Flagship devices now a-days are running pretty intense specs, with quad-core (and some Octa-Core) processors powering huge, High-Definition screens as they display games, movies, ebooks and the like. But even Qualcomm's Snapdragon 800 (which is no slouch by any stretch of the imagination) is only running a 32-bit architecture for its processors, something Apple seems to have suddenly made obsolete this year. With the iPhone 5s came the Apple A7 Dual-Core Processor with Quad-Core graphics, all based on a 64-bit architecture. Since then, you could say that Apple 'set the bar' (I wouldn't say they started a revolution or anything though) for what processors should be built like for the mobile technology field in the coming years.
Samsung has been pretty vocal about their plans for a new Exynos processor running a 64-bit architecture, saying that such a processor would be powering flagship phones (most likely the Samsung Galaxy S5 / Note IV ) in 2014. Qualcomm hasn't stated anything which way about whether or not their processors will be featuring such architecture, only that the Apple A7 chip is a "Marketing Gimmick" by Apple to rouse the attention of the tech enthusiasts. Regardless of the performance of their processor, needless to say, it worked.
But almost in an attempt to one-up the competition, an unnamed ARM Executive admitted that the company was planning 128-bit chips for the market in two years, according to Pocketnow's report. While the executive noted that this isn't an official plan that has been confirmed, it is something that he believes likely to happen as the market continues to expect more and more powerful hardware.
A lot of you (me included) would probably be asking in this case "Why do we need 128-bit architecture in our phones?". ARM thinks that as software continues to grow and mature, more system memory (and with it, smarter use of system memory) will be necessary to compensate.

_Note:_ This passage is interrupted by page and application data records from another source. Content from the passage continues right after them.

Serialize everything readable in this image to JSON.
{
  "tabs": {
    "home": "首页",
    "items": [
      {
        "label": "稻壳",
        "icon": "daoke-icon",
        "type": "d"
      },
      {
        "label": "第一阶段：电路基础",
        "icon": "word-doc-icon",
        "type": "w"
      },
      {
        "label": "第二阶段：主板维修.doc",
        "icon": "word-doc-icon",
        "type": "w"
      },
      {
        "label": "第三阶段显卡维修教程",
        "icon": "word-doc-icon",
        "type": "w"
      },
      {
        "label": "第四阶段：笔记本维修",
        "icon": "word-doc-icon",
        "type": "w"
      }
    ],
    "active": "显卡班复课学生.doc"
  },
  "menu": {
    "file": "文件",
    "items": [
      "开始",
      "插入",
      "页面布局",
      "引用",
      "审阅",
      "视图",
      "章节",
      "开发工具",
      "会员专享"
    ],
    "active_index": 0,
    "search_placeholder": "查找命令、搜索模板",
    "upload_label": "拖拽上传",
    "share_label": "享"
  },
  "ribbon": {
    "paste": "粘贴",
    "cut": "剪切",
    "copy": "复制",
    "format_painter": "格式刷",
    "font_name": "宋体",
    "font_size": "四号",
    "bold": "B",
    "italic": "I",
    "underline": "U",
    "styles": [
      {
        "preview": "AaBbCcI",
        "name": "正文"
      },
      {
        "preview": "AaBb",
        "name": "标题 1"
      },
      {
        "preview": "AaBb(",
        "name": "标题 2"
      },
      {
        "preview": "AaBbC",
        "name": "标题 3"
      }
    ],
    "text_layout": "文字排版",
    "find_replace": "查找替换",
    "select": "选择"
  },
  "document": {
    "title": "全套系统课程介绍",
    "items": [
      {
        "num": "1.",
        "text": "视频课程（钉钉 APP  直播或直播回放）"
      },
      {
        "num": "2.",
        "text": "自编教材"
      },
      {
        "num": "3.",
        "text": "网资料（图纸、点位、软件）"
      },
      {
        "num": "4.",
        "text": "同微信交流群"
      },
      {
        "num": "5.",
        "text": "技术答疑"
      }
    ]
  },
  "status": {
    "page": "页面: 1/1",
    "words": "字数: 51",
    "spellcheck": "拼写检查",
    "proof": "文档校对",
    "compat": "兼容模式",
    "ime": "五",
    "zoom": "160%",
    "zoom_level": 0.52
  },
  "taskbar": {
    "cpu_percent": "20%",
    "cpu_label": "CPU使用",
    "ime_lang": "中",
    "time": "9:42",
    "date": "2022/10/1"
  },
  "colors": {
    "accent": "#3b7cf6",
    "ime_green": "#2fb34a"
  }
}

It's hard to imagine such a reality however, since most home computers running Windows 8 and Mac OS don't use anything higher than 64-bit architecture. Lower end computers even still use a 32-bit model. Having something in your pocket with something more complicated than those processors? Impressive to say the least. That's a long ways away however, and I am sure we'd all be happy with an updated 2014 Snapdragon 800 style processor with just 64-bit architecture. What do you think?